Hey Khairon, if you have to quarantine, it will be done in dedicated hotel at the expense of the government and you won’t be able to choose. I don’t think you’d be allowed to go out for shopping, so I suggest to bring essentials. Try joining that FB group Return to Japan that I linked in the article if you need more information. I have not done hotel quarantine so can’t speak for the experience.
Yes, I have made a request to join that FB Group. Thank you so much for your reply. Everything sounds like a blurry of so many information at the moment but your blog really help to shed some light.
Stay safe and take care
Thank you very much.I feel relieved because I now have good information about things that are not easy to find on the web.The waiting time for the covid result doesn’t seem to be so long (even if it s longer than your only 20 minutes),so I can plan my connecting flight better.Because I am fully vaccinated and boostered from a non high risk area germany I don’t have to undergo quarantine so I wonder if I have to install the quarantine apps nevertheless.Thx for your very helpfull report!
Yes you still have to install MySOS, and I recommend doing the fast track too as it helps. If you have connecting flight in Narita, it might take longer than in Haneda. I recommend checking the facebook group I linked.
Thanks for sharing! This is pretty full on, but a good insight into travel in a COVID world.
Great Blog post. Really exciting. Keep up the good work.
Hi Melissa this is super helpful thank you! I was wondering at what times do they usually check up on you with notifications? Is it generally during the morning/afternoon? Or is it completely random every day? If I take a nap and miss a notification is there a function to explain why I missed it?
hey, in my experience it was both in the morning and afternoon. I don’t think it’s bad to miss the call once in awhile (I missed one or two while napping too), just make sure you don’t miss too many in succession.
Thank you so much!
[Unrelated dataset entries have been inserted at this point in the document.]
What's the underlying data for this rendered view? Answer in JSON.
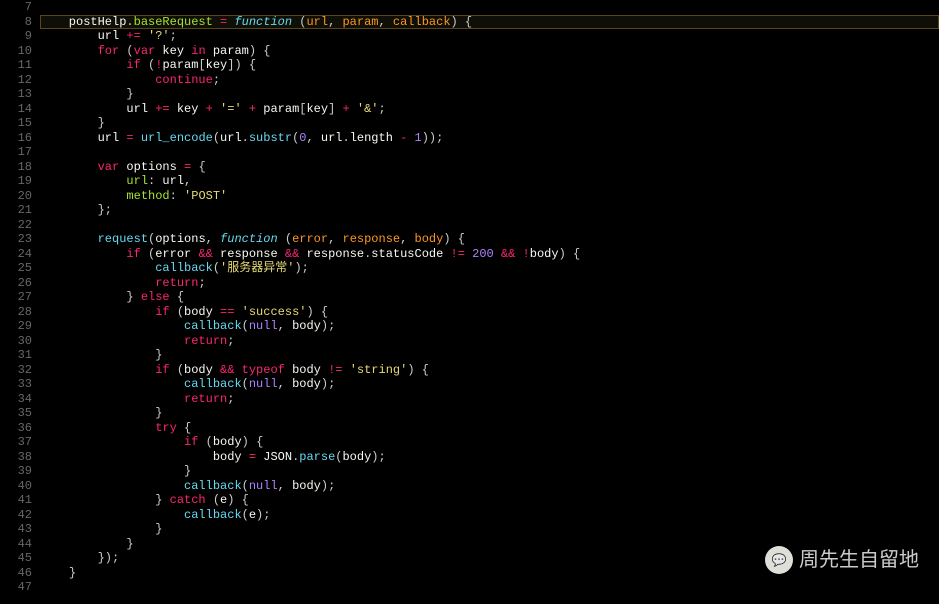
{
  "watermark": {
    "text": "周先生自留地",
    "icon": "💬"
  },
  "highlighted_line": 8,
  "lines": [
    {
      "n": 7,
      "tokens": []
    },
    {
      "n": 8,
      "tokens": [
        {
          "c": "plain",
          "t": "    postHelp"
        },
        {
          "c": "pn",
          "t": "."
        },
        {
          "c": "id",
          "t": "baseRequest"
        },
        {
          "c": "plain",
          "t": " "
        },
        {
          "c": "op",
          "t": "="
        },
        {
          "c": "plain",
          "t": " "
        },
        {
          "c": "fn",
          "t": "function"
        },
        {
          "c": "plain",
          "t": " "
        },
        {
          "c": "pn",
          "t": "("
        },
        {
          "c": "var",
          "t": "url"
        },
        {
          "c": "pn",
          "t": ", "
        },
        {
          "c": "var",
          "t": "param"
        },
        {
          "c": "pn",
          "t": ", "
        },
        {
          "c": "var",
          "t": "callback"
        },
        {
          "c": "pn",
          "t": ")"
        },
        {
          "c": "plain",
          "t": " "
        },
        {
          "c": "pn",
          "t": "{"
        }
      ]
    },
    {
      "n": 9,
      "tokens": [
        {
          "c": "plain",
          "t": "        url "
        },
        {
          "c": "op",
          "t": "+="
        },
        {
          "c": "plain",
          "t": " "
        },
        {
          "c": "str",
          "t": "'?'"
        },
        {
          "c": "pn",
          "t": ";"
        }
      ]
    },
    {
      "n": 10,
      "tokens": [
        {
          "c": "plain",
          "t": "        "
        },
        {
          "c": "kw",
          "t": "for"
        },
        {
          "c": "plain",
          "t": " "
        },
        {
          "c": "pn",
          "t": "("
        },
        {
          "c": "kw",
          "t": "var"
        },
        {
          "c": "plain",
          "t": " key "
        },
        {
          "c": "kw",
          "t": "in"
        },
        {
          "c": "plain",
          "t": " param"
        },
        {
          "c": "pn",
          "t": ")"
        },
        {
          "c": "plain",
          "t": " "
        },
        {
          "c": "pn",
          "t": "{"
        }
      ]
    },
    {
      "n": 11,
      "tokens": [
        {
          "c": "plain",
          "t": "            "
        },
        {
          "c": "kw",
          "t": "if"
        },
        {
          "c": "plain",
          "t": " "
        },
        {
          "c": "pn",
          "t": "("
        },
        {
          "c": "op",
          "t": "!"
        },
        {
          "c": "plain",
          "t": "param"
        },
        {
          "c": "pn",
          "t": "["
        },
        {
          "c": "plain",
          "t": "key"
        },
        {
          "c": "pn",
          "t": "]"
        },
        {
          "c": "pn",
          "t": ")"
        },
        {
          "c": "plain",
          "t": " "
        },
        {
          "c": "pn",
          "t": "{"
        }
      ]
    },
    {
      "n": 12,
      "tokens": [
        {
          "c": "plain",
          "t": "                "
        },
        {
          "c": "kw",
          "t": "continue"
        },
        {
          "c": "pn",
          "t": ";"
        }
      ]
    },
    {
      "n": 13,
      "tokens": [
        {
          "c": "plain",
          "t": "            "
        },
        {
          "c": "pn",
          "t": "}"
        }
      ]
    },
    {
      "n": 14,
      "tokens": [
        {
          "c": "plain",
          "t": "            url "
        },
        {
          "c": "op",
          "t": "+="
        },
        {
          "c": "plain",
          "t": " key "
        },
        {
          "c": "op",
          "t": "+"
        },
        {
          "c": "plain",
          "t": " "
        },
        {
          "c": "str",
          "t": "'='"
        },
        {
          "c": "plain",
          "t": " "
        },
        {
          "c": "op",
          "t": "+"
        },
        {
          "c": "plain",
          "t": " param"
        },
        {
          "c": "pn",
          "t": "["
        },
        {
          "c": "plain",
          "t": "key"
        },
        {
          "c": "pn",
          "t": "]"
        },
        {
          "c": "plain",
          "t": " "
        },
        {
          "c": "op",
          "t": "+"
        },
        {
          "c": "plain",
          "t": " "
        },
        {
          "c": "str",
          "t": "'&'"
        },
        {
          "c": "pn",
          "t": ";"
        }
      ]
    },
    {
      "n": 15,
      "tokens": [
        {
          "c": "plain",
          "t": "        "
        },
        {
          "c": "pn",
          "t": "}"
        }
      ]
    },
    {
      "n": 16,
      "tokens": [
        {
          "c": "plain",
          "t": "        url "
        },
        {
          "c": "op",
          "t": "="
        },
        {
          "c": "plain",
          "t": " "
        },
        {
          "c": "call",
          "t": "url_encode"
        },
        {
          "c": "pn",
          "t": "("
        },
        {
          "c": "plain",
          "t": "url"
        },
        {
          "c": "pn",
          "t": "."
        },
        {
          "c": "call",
          "t": "substr"
        },
        {
          "c": "pn",
          "t": "("
        },
        {
          "c": "num",
          "t": "0"
        },
        {
          "c": "pn",
          "t": ", "
        },
        {
          "c": "plain",
          "t": "url"
        },
        {
          "c": "pn",
          "t": "."
        },
        {
          "c": "plain",
          "t": "length "
        },
        {
          "c": "op",
          "t": "-"
        },
        {
          "c": "plain",
          "t": " "
        },
        {
          "c": "num",
          "t": "1"
        },
        {
          "c": "pn",
          "t": "));"
        }
      ]
    },
    {
      "n": 17,
      "tokens": []
    },
    {
      "n": 18,
      "tokens": [
        {
          "c": "plain",
          "t": "        "
        },
        {
          "c": "kw",
          "t": "var"
        },
        {
          "c": "plain",
          "t": " options "
        },
        {
          "c": "op",
          "t": "="
        },
        {
          "c": "plain",
          "t": " "
        },
        {
          "c": "pn",
          "t": "{"
        }
      ]
    },
    {
      "n": 19,
      "tokens": [
        {
          "c": "plain",
          "t": "            "
        },
        {
          "c": "id",
          "t": "url"
        },
        {
          "c": "pn",
          "t": ":"
        },
        {
          "c": "plain",
          "t": " url"
        },
        {
          "c": "pn",
          "t": ","
        }
      ]
    },
    {
      "n": 20,
      "tokens": [
        {
          "c": "plain",
          "t": "            "
        },
        {
          "c": "id",
          "t": "method"
        },
        {
          "c": "pn",
          "t": ":"
        },
        {
          "c": "plain",
          "t": " "
        },
        {
          "c": "str",
          "t": "'POST'"
        }
      ]
    },
    {
      "n": 21,
      "tokens": [
        {
          "c": "plain",
          "t": "        "
        },
        {
          "c": "pn",
          "t": "};"
        }
      ]
    },
    {
      "n": 22,
      "tokens": []
    },
    {
      "n": 23,
      "tokens": [
        {
          "c": "plain",
          "t": "        "
        },
        {
          "c": "call",
          "t": "request"
        },
        {
          "c": "pn",
          "t": "("
        },
        {
          "c": "plain",
          "t": "options"
        },
        {
          "c": "pn",
          "t": ", "
        },
        {
          "c": "fn",
          "t": "function"
        },
        {
          "c": "plain",
          "t": " "
        },
        {
          "c": "pn",
          "t": "("
        },
        {
          "c": "var",
          "t": "error"
        },
        {
          "c": "pn",
          "t": ", "
        },
        {
          "c": "var",
          "t": "response"
        },
        {
          "c": "pn",
          "t": ", "
        },
        {
          "c": "var",
          "t": "body"
        },
        {
          "c": "pn",
          "t": ")"
        },
        {
          "c": "plain",
          "t": " "
        },
        {
          "c": "pn",
          "t": "{"
        }
      ]
    },
    {
      "n": 24,
      "tokens": [
        {
          "c": "plain",
          "t": "            "
        },
        {
          "c": "kw",
          "t": "if"
        },
        {
          "c": "plain",
          "t": " "
        },
        {
          "c": "pn",
          "t": "("
        },
        {
          "c": "plain",
          "t": "error "
        },
        {
          "c": "op",
          "t": "&&"
        },
        {
          "c": "plain",
          "t": " response "
        },
        {
          "c": "op",
          "t": "&&"
        },
        {
          "c": "plain",
          "t": " response"
        },
        {
          "c": "pn",
          "t": "."
        },
        {
          "c": "plain",
          "t": "statusCode "
        },
        {
          "c": "op",
          "t": "!="
        },
        {
          "c": "plain",
          "t": " "
        },
        {
          "c": "num",
          "t": "200"
        },
        {
          "c": "plain",
          "t": " "
        },
        {
          "c": "op",
          "t": "&&"
        },
        {
          "c": "plain",
          "t": " "
        },
        {
          "c": "op",
          "t": "!"
        },
        {
          "c": "plain",
          "t": "body"
        },
        {
          "c": "pn",
          "t": ")"
        },
        {
          "c": "plain",
          "t": " "
        },
        {
          "c": "pn",
          "t": "{"
        }
      ]
    },
    {
      "n": 25,
      "tokens": [
        {
          "c": "plain",
          "t": "                "
        },
        {
          "c": "call",
          "t": "callback"
        },
        {
          "c": "pn",
          "t": "("
        },
        {
          "c": "str",
          "t": "'服务器异常'"
        },
        {
          "c": "pn",
          "t": ");"
        }
      ]
    },
    {
      "n": 26,
      "tokens": [
        {
          "c": "plain",
          "t": "                "
        },
        {
          "c": "kw",
          "t": "return"
        },
        {
          "c": "pn",
          "t": ";"
        }
      ]
    },
    {
      "n": 27,
      "tokens": [
        {
          "c": "plain",
          "t": "            "
        },
        {
          "c": "pn",
          "t": "}"
        },
        {
          "c": "plain",
          "t": " "
        },
        {
          "c": "kw",
          "t": "else"
        },
        {
          "c": "plain",
          "t": " "
        },
        {
          "c": "pn",
          "t": "{"
        }
      ]
    },
    {
      "n": 28,
      "tokens": [
        {
          "c": "plain",
          "t": "                "
        },
        {
          "c": "kw",
          "t": "if"
        },
        {
          "c": "plain",
          "t": " "
        },
        {
          "c": "pn",
          "t": "("
        },
        {
          "c": "plain",
          "t": "body "
        },
        {
          "c": "op",
          "t": "=="
        },
        {
          "c": "plain",
          "t": " "
        },
        {
          "c": "str",
          "t": "'success'"
        },
        {
          "c": "pn",
          "t": ")"
        },
        {
          "c": "plain",
          "t": " "
        },
        {
          "c": "pn",
          "t": "{"
        }
      ]
    },
    {
      "n": 29,
      "tokens": [
        {
          "c": "plain",
          "t": "                    "
        },
        {
          "c": "call",
          "t": "callback"
        },
        {
          "c": "pn",
          "t": "("
        },
        {
          "c": "num",
          "t": "null"
        },
        {
          "c": "pn",
          "t": ", "
        },
        {
          "c": "plain",
          "t": "body"
        },
        {
          "c": "pn",
          "t": ");"
        }
      ]
    },
    {
      "n": 30,
      "tokens": [
        {
          "c": "plain",
          "t": "                    "
        },
        {
          "c": "kw",
          "t": "return"
        },
        {
          "c": "pn",
          "t": ";"
        }
      ]
    },
    {
      "n": 31,
      "tokens": [
        {
          "c": "plain",
          "t": "                "
        },
        {
          "c": "pn",
          "t": "}"
        }
      ]
    },
    {
      "n": 32,
      "tokens": [
        {
          "c": "plain",
          "t": "                "
        },
        {
          "c": "kw",
          "t": "if"
        },
        {
          "c": "plain",
          "t": " "
        },
        {
          "c": "pn",
          "t": "("
        },
        {
          "c": "plain",
          "t": "body "
        },
        {
          "c": "op",
          "t": "&&"
        },
        {
          "c": "plain",
          "t": " "
        },
        {
          "c": "kw",
          "t": "typeof"
        },
        {
          "c": "plain",
          "t": " body "
        },
        {
          "c": "op",
          "t": "!="
        },
        {
          "c": "plain",
          "t": " "
        },
        {
          "c": "str",
          "t": "'string'"
        },
        {
          "c": "pn",
          "t": ")"
        },
        {
          "c": "plain",
          "t": " "
        },
        {
          "c": "pn",
          "t": "{"
        }
      ]
    },
    {
      "n": 33,
      "tokens": [
        {
          "c": "plain",
          "t": "                    "
        },
        {
          "c": "call",
          "t": "callback"
        },
        {
          "c": "pn",
          "t": "("
        },
        {
          "c": "num",
          "t": "null"
        },
        {
          "c": "pn",
          "t": ", "
        },
        {
          "c": "plain",
          "t": "body"
        },
        {
          "c": "pn",
          "t": ");"
        }
      ]
    },
    {
      "n": 34,
      "tokens": [
        {
          "c": "plain",
          "t": "                    "
        },
        {
          "c": "kw",
          "t": "return"
        },
        {
          "c": "pn",
          "t": ";"
        }
      ]
    },
    {
      "n": 35,
      "tokens": [
        {
          "c": "plain",
          "t": "                "
        },
        {
          "c": "pn",
          "t": "}"
        }
      ]
    },
    {
      "n": 36,
      "tokens": [
        {
          "c": "plain",
          "t": "                "
        },
        {
          "c": "kw",
          "t": "try"
        },
        {
          "c": "plain",
          "t": " "
        },
        {
          "c": "pn",
          "t": "{"
        }
      ]
    },
    {
      "n": 37,
      "tokens": [
        {
          "c": "plain",
          "t": "                    "
        },
        {
          "c": "kw",
          "t": "if"
        },
        {
          "c": "plain",
          "t": " "
        },
        {
          "c": "pn",
          "t": "("
        },
        {
          "c": "plain",
          "t": "body"
        },
        {
          "c": "pn",
          "t": ")"
        },
        {
          "c": "plain",
          "t": " "
        },
        {
          "c": "pn",
          "t": "{"
        }
      ]
    },
    {
      "n": 38,
      "tokens": [
        {
          "c": "plain",
          "t": "                        body "
        },
        {
          "c": "op",
          "t": "="
        },
        {
          "c": "plain",
          "t": " JSON"
        },
        {
          "c": "pn",
          "t": "."
        },
        {
          "c": "call",
          "t": "parse"
        },
        {
          "c": "pn",
          "t": "("
        },
        {
          "c": "plain",
          "t": "body"
        },
        {
          "c": "pn",
          "t": ");"
        }
      ]
    },
    {
      "n": 39,
      "tokens": [
        {
          "c": "plain",
          "t": "                    "
        },
        {
          "c": "pn",
          "t": "}"
        }
      ]
    },
    {
      "n": 40,
      "tokens": [
        {
          "c": "plain",
          "t": "                    "
        },
        {
          "c": "call",
          "t": "callback"
        },
        {
          "c": "pn",
          "t": "("
        },
        {
          "c": "num",
          "t": "null"
        },
        {
          "c": "pn",
          "t": ", "
        },
        {
          "c": "plain",
          "t": "body"
        },
        {
          "c": "pn",
          "t": ");"
        }
      ]
    },
    {
      "n": 41,
      "tokens": [
        {
          "c": "plain",
          "t": "                "
        },
        {
          "c": "pn",
          "t": "}"
        },
        {
          "c": "plain",
          "t": " "
        },
        {
          "c": "kw",
          "t": "catch"
        },
        {
          "c": "plain",
          "t": " "
        },
        {
          "c": "pn",
          "t": "("
        },
        {
          "c": "plain",
          "t": "e"
        },
        {
          "c": "pn",
          "t": ")"
        },
        {
          "c": "plain",
          "t": " "
        },
        {
          "c": "pn",
          "t": "{"
        }
      ]
    },
    {
      "n": 42,
      "tokens": [
        {
          "c": "plain",
          "t": "                    "
        },
        {
          "c": "call",
          "t": "callback"
        },
        {
          "c": "pn",
          "t": "("
        },
        {
          "c": "plain",
          "t": "e"
        },
        {
          "c": "pn",
          "t": ");"
        }
      ]
    },
    {
      "n": 43,
      "tokens": [
        {
          "c": "plain",
          "t": "                "
        },
        {
          "c": "pn",
          "t": "}"
        }
      ]
    },
    {
      "n": 44,
      "tokens": [
        {
          "c": "plain",
          "t": "            "
        },
        {
          "c": "pn",
          "t": "}"
        }
      ]
    },
    {
      "n": 45,
      "tokens": [
        {
          "c": "plain",
          "t": "        "
        },
        {
          "c": "pn",
          "t": "});"
        }
      ]
    },
    {
      "n": 46,
      "tokens": [
        {
          "c": "plain",
          "t": "    "
        },
        {
          "c": "pn",
          "t": "}"
        }
      ]
    },
    {
      "n": 47,
      "tokens": []
    }
  ]
}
I feel a lot better now knowing that it won’t be the end if I accidentally miss a call. How did you prepare your meals? Did you order food everyday?
Hey Mel, sorry I missed this comment – I was lucky enough to be allowed to serve quarantine from place of residence, so I had family get groceries for us and we just cooked at home.
Great Blog post. Really exciting. Keep up the good work.
Love it, super inspiring